Total of a minute on each side, and another 30 seconds to render the strip of fat, and we’re done. Out of the fire and let it rest.

Now I have to get the rest of the salad prepared. We start with the dressing, which starts off again with palm sugar + 2-3 tablespoons of fish sauce, but this time we also add 2-3 tablespoons of vegetable oil, 1-2 tablespoons of light soy sauce, a teaspoon of minced ginger, a teaspoon of minced garlic, and the juice of a large lime.

Next we stir the dressing so everything blends together and the sugar dissolves. Taste it and add more of any ingredients you think is lacking.

Next come the vegetables for the salad …

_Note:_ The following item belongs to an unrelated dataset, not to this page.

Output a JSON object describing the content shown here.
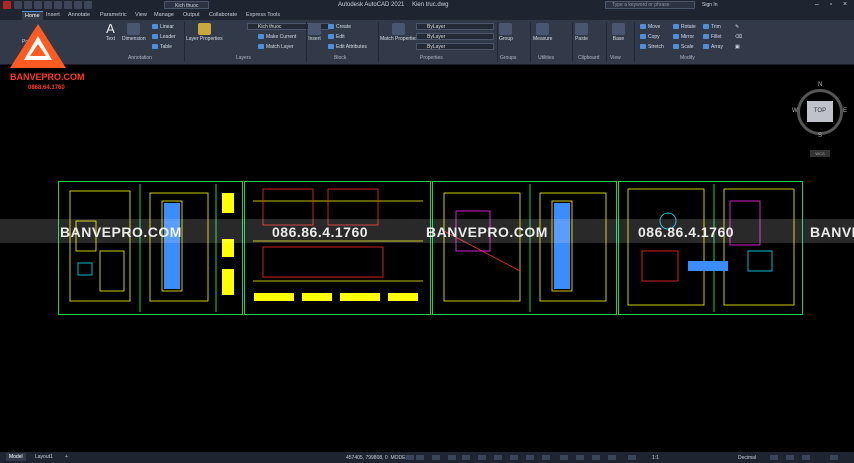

  • some cherry tomatoes, sliced into two
  • two shallots, thinly sliced
  • one red chilli, sliced thinly
  • a cucumber, julienned
  • a handful of basil leaves (stems removed, and larger leaves cut into smaller pieces)
  • a handful of mint leaves (stems removed)
  • a bunch of coriander, roots removed, stems choped finely, and leaves chopped roughly

It really helps to get the freshest of ingredients.

This is my first time making a salad with basil and mint and I’m a bit wary … I’ve used basil before in making pesto and it can be a bit overpowering. I’ve never used mint leaves and feared that it would make the dish taste like breath mints.

Tasting the leaves on their own doesn’t give you much clue of how this will turn out. Despite my reservations, I soldiered on and placed everything into a mixing bowl.

By now the meat has sufficiently “rested” and cooled down, and it is time to slice it. The difference between this dish and a regular steak meal is that the beef is sliced extremely thin — you want as much surface area as possible to contact the salad dressing.

I couldn’t help taste a piece … this steak is gorgeous as it is already. The marinade didn’t over power it, instead there is just a slight hint of the flavor. I think I can afford to have it sit in the marinade for a bit prior to the sous-vide.

It tasted much better even than my usual striploin steaks. I don’t know if it was the marinade, the source country (Brasil vs Australia) or the fact that it was a thicker cut — the browning of the outside didn’t increase the done-ness of the insides so much.

A lot of people use rib-eye for this as it is very tender, but I found this striploin to be extremely tender and flavorful thanks to the sous-vide process.

The meat is added to the bowl and the beef salad mixed. I added the dressing slowly while I tossed the salad around to help it spread evenly.

The result? For a first time thing, it tasted amazing!

You may also like...